(WHAT THIS TASK INVOLVES)
Please print the entries exactly, omitting each image.

LISTED ENTRIES Block Start

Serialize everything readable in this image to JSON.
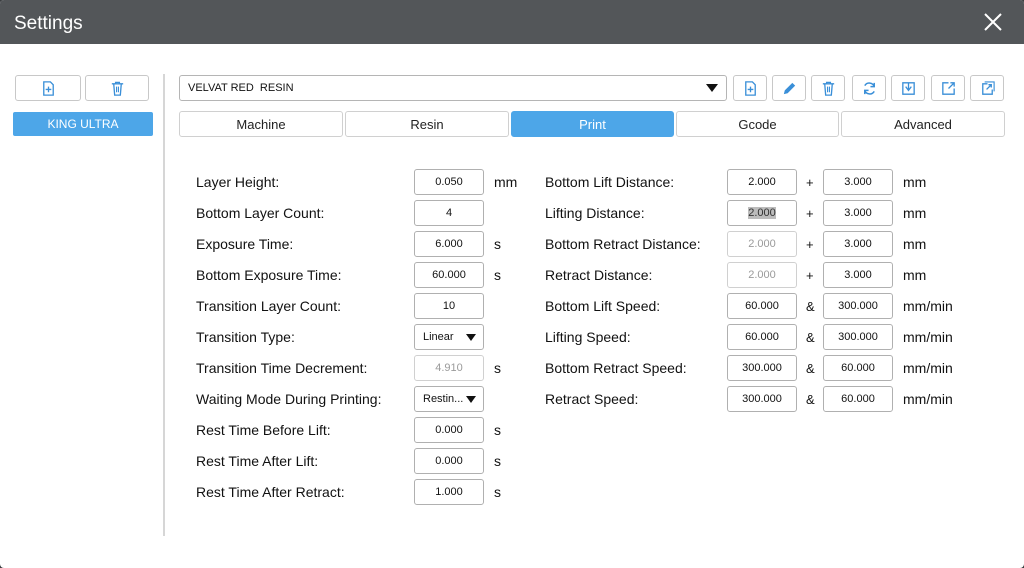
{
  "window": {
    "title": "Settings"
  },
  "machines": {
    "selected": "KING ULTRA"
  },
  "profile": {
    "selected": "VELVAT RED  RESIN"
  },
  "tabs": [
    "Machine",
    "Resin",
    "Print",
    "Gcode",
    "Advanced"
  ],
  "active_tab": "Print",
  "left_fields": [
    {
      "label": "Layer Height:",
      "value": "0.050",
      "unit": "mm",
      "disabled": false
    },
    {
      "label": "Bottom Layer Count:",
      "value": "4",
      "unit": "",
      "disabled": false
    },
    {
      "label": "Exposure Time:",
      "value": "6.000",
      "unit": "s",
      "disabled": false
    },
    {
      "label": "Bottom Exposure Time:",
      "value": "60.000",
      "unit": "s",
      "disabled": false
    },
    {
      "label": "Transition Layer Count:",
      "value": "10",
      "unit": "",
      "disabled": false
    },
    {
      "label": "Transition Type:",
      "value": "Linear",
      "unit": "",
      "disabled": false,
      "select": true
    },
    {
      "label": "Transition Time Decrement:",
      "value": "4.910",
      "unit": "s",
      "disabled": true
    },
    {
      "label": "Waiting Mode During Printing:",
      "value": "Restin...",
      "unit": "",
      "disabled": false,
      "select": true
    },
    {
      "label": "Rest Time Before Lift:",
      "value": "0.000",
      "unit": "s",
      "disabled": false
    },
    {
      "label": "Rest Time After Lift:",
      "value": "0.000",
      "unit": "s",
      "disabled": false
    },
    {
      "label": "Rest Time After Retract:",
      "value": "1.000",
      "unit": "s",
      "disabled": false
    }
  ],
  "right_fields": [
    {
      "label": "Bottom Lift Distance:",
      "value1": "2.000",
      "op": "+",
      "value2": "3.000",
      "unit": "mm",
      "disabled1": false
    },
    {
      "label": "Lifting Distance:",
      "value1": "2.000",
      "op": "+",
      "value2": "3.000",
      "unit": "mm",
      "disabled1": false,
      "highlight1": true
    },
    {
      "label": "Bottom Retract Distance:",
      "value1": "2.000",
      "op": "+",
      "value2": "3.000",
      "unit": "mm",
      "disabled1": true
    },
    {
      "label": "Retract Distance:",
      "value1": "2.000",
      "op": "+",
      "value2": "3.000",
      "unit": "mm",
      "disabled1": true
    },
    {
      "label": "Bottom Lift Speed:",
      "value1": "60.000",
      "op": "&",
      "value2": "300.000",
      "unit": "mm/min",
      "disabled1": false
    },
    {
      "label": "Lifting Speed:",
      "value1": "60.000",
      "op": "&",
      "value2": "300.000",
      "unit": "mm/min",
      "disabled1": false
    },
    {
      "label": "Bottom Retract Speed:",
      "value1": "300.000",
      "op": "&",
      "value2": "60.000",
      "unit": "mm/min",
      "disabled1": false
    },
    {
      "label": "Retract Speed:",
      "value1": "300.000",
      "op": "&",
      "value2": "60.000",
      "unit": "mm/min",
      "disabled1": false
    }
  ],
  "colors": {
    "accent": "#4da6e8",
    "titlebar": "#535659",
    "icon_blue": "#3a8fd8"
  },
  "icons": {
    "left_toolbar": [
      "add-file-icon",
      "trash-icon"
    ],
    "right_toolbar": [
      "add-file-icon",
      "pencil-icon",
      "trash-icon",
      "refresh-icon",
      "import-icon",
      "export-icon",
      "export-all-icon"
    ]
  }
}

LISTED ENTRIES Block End

(ANSWER BOX)
Serialize everything readable in this image to JSON.
{
  "window": {
    "title": "Settings"
  },
  "machines": {
    "selected": "KING ULTRA"
  },
  "profile": {
    "selected": "VELVAT RED  RESIN"
  },
  "tabs": [
    "Machine",
    "Resin",
    "Print",
    "Gcode",
    "Advanced"
  ],
  "active_tab": "Print",
  "left_fields": [
    {
      "label": "Layer Height:",
      "value": "0.050",
      "unit": "mm",
      "disabled": false
    },
    {
      "label": "Bottom Layer Count:",
      "value": "4",
      "unit": "",
      "disabled": false
    },
    {
      "label": "Exposure Time:",
      "value": "6.000",
      "unit": "s",
      "disabled": false
    },
    {
      "label": "Bottom Exposure Time:",
      "value": "60.000",
      "unit": "s",
      "disabled": false
    },
    {
      "label": "Transition Layer Count:",
      "value": "10",
      "unit": "",
      "disabled": false
    },
    {
      "label": "Transition Type:",
      "value": "Linear",
      "unit": "",
      "disabled": false,
      "select": true
    },
    {
      "label": "Transition Time Decrement:",
      "value": "4.910",
      "unit": "s",
      "disabled": true
    },
    {
      "label": "Waiting Mode During Printing:",
      "value": "Restin...",
      "unit": "",
      "disabled": false,
      "select": true
    },
    {
      "label": "Rest Time Before Lift:",
      "value": "0.000",
      "unit": "s",
      "disabled": false
    },
    {
      "label": "Rest Time After Lift:",
      "value": "0.000",
      "unit": "s",
      "disabled": false
    },
    {
      "label": "Rest Time After Retract:",
      "value": "1.000",
      "unit": "s",
      "disabled": false
    }
  ],
  "right_fields": [
    {
      "label": "Bottom Lift Distance:",
      "value1": "2.000",
      "op": "+",
      "value2": "3.000",
      "unit": "mm",
      "disabled1": false
    },
    {
      "label": "Lifting Distance:",
      "value1": "2.000",
      "op": "+",
      "value2": "3.000",
      "unit": "mm",
      "disabled1": false,
      "highlight1": true
    },
    {
      "label": "Bottom Retract Distance:",
      "value1": "2.000",
      "op": "+",
      "value2": "3.000",
      "unit": "mm",
      "disabled1": true
    },
    {
      "label": "Retract Distance:",
      "value1": "2.000",
      "op": "+",
      "value2": "3.000",
      "unit": "mm",
      "disabled1": true
    },
    {
      "label": "Bottom Lift Speed:",
      "value1": "60.000",
      "op": "&",
      "value2": "300.000",
      "unit": "mm/min",
      "disabled1": false
    },
    {
      "label": "Lifting Speed:",
      "value1": "60.000",
      "op": "&",
      "value2": "300.000",
      "unit": "mm/min",
      "disabled1": false
    },
    {
      "label": "Bottom Retract Speed:",
      "value1": "300.000",
      "op": "&",
      "value2": "60.000",
      "unit": "mm/min",
      "disabled1": false
    },
    {
      "label": "Retract Speed:",
      "value1": "300.000",
      "op": "&",
      "value2": "60.000",
      "unit": "mm/min",
      "disabled1": false
    }
  ],
  "colors": {
    "accent": "#4da6e8",
    "titlebar": "#535659",
    "icon_blue": "#3a8fd8"
  },
  "icons": {
    "left_toolbar": [
      "add-file-icon",
      "trash-icon"
    ],
    "right_toolbar": [
      "add-file-icon",
      "pencil-icon",
      "trash-icon",
      "refresh-icon",
      "import-icon",
      "export-icon",
      "export-all-icon"
    ]
  }
}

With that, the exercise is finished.